Posted almost 9 years ago

Choosing a Self-directed Solo 401k Provider

Solo 401k Providers

The Solo 401k is an attractive choice for those who qualify and want to take advantage of the many benefits the plan offers.  However, not all Solo 401k providers are the same, and not all providers offer the same advantages and services.  Available advantages vary based on the plan provider. 

 

Solo 401k Rules

 

The IRS defines the Solo 401k as a traditional 401k plan for one employee.  It is designed for the self employed and small business owner; it is perfect for the sole proprietor, independent contractor, and consultant with no employees, with the possible exception of a spouse. 

 

Solo 401k Provider Comparison

 

Solo 401k providers typically fall into one of three categories.  They differ in terms of services offered, such as investment capabilities, types of fees charged, and role of plan owner.  It is important to review these differences first before choosing a provider. 

 

- Self-directed custodians and trust companies

 

This first type of provider allows for alternative investments, such as real estate, private businesses and precious metals.  However, investment control is given to the company holding the investment.  Any potential investments must be submitted, processed, and approved by the company, which may involve various paperwork and delays. 

 

This provider also typically charges fees for processing, account set-up, and asset holding, which may range from a few hundred to over one thousand dollars. 

 

Examples:  Equity Trust, Entrust

 

- Banks and brokerage firms

 

This second type of provider focuses mainly on traditional Wall Street investments such as stocks, bonds, and mutual funds.  Usually, there are limitations to invest in only the products offered by their company.  Hidden fees based on net asset value of the fund often exist. 

 

Typically, there is no Solo 401k loan feature or Roth sub-account available with this type of provider. 

 

Examples:  Chase, Vanguard, Fidelity, Charles Schwab

 

- Self-directed Solo 401k Administrator

 

The third and final Solo 401k provider offers the Self-directed Solo 401k, which gives investment control back to the owner.  This provider names the Solo 401k plan owner as trustee and plan administrator of the plan.  As trustee, the owner directs investments using the plan and can take advantage of almost any investment opportunity.  Funds from the plan can be invested in almost any investment class, such as real estate, notes, private businesses, tax liens and tax deeds, and precious metals.  Typically there are no transaction fees because the owner is performing his or her own transactions.  There are also no delays because the trustee is directing the investments. 

 

Sense Financial Services offers the truly self-directed Solo 401k plan.  This plan offers all possible features and benefits of the plan.  Advantages include:  total checkbook control, investment capability into almost any investment class, high contribution limits, non-recourse funding for real estate investments, loan feature of up to $50,000 for any use, and Roth sub-account for making Roth-type contributions to the plan. For free consultation please call (949)228-9393 or visit: www.sensefinancial.com

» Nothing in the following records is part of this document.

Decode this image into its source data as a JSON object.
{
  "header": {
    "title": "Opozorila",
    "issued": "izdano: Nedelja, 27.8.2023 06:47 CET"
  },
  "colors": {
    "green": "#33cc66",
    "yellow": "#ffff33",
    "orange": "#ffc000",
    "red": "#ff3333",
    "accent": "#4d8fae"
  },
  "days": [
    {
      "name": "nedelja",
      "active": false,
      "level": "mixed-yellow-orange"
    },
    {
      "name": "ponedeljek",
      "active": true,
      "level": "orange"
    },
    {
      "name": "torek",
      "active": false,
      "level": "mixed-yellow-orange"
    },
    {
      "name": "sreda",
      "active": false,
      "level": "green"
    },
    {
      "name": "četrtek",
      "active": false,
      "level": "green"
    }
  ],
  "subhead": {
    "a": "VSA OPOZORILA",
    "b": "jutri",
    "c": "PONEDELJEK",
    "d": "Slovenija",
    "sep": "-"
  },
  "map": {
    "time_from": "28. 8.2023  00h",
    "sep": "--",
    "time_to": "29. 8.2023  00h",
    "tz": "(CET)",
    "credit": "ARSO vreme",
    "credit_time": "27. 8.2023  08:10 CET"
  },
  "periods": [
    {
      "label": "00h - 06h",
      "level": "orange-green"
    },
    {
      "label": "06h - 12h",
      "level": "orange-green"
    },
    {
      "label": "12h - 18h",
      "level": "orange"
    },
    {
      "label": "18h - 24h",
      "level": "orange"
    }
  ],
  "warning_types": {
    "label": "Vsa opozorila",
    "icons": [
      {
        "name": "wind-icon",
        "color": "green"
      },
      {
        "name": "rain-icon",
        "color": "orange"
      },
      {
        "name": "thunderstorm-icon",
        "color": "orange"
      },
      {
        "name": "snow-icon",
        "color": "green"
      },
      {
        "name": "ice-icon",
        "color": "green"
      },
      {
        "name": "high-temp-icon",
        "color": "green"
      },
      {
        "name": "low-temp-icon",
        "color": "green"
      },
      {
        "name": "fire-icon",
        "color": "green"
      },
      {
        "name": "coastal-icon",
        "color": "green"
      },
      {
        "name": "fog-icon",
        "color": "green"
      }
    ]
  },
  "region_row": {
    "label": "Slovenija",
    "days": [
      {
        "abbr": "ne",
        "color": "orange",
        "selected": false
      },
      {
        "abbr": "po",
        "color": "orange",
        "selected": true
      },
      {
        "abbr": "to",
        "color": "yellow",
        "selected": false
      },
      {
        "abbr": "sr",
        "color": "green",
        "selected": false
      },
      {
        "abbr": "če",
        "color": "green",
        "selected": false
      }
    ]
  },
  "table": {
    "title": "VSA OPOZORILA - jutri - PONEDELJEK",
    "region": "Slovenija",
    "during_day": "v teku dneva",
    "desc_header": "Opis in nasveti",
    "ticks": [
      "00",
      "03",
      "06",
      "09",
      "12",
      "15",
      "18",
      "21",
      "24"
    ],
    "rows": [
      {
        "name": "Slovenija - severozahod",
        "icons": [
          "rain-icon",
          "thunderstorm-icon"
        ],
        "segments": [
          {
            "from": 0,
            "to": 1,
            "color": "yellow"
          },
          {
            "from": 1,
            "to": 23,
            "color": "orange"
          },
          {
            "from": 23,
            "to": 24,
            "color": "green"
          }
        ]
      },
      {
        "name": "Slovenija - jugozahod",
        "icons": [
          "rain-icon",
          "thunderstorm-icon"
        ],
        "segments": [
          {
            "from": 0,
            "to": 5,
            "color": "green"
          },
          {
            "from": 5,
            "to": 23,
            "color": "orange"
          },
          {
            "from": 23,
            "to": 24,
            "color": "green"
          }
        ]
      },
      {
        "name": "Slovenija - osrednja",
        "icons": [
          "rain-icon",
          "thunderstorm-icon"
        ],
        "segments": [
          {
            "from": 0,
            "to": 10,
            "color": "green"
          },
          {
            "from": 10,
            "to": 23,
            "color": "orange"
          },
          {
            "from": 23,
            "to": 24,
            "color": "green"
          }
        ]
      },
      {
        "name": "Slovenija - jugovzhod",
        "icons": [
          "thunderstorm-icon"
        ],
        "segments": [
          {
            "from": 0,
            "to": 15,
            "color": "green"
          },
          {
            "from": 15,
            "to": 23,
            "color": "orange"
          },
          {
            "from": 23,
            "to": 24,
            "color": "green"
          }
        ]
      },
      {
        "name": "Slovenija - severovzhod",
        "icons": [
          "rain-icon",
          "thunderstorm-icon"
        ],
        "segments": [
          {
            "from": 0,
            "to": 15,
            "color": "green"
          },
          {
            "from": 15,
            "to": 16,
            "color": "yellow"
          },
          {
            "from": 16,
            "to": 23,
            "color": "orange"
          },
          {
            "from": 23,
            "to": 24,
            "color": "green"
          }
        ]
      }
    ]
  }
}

Comments (2)

  1. Sharon, Yes, there are certain limitations when using SDIRA to invest. You are not allowed to invest your IRA into prohibited transactions and/or with disqualified person. You can learn more here: http://bit.ly/1lUj0dq You are welcome to contact my office and schedule free consultation to discuss details of your particular situation.


  2. For a SDIRA, arent' there limitations to what an investor can invest in with their LLC? Can you elaborate what those may be? I'm asking because I have a potential partner with funds in an IRA that she wants to use to partner with me (by transferring to a SDIRA), however, if we create our own partnership LLC to take title to the property, will her SDIRA LLC be able to make the down payment? Thanks!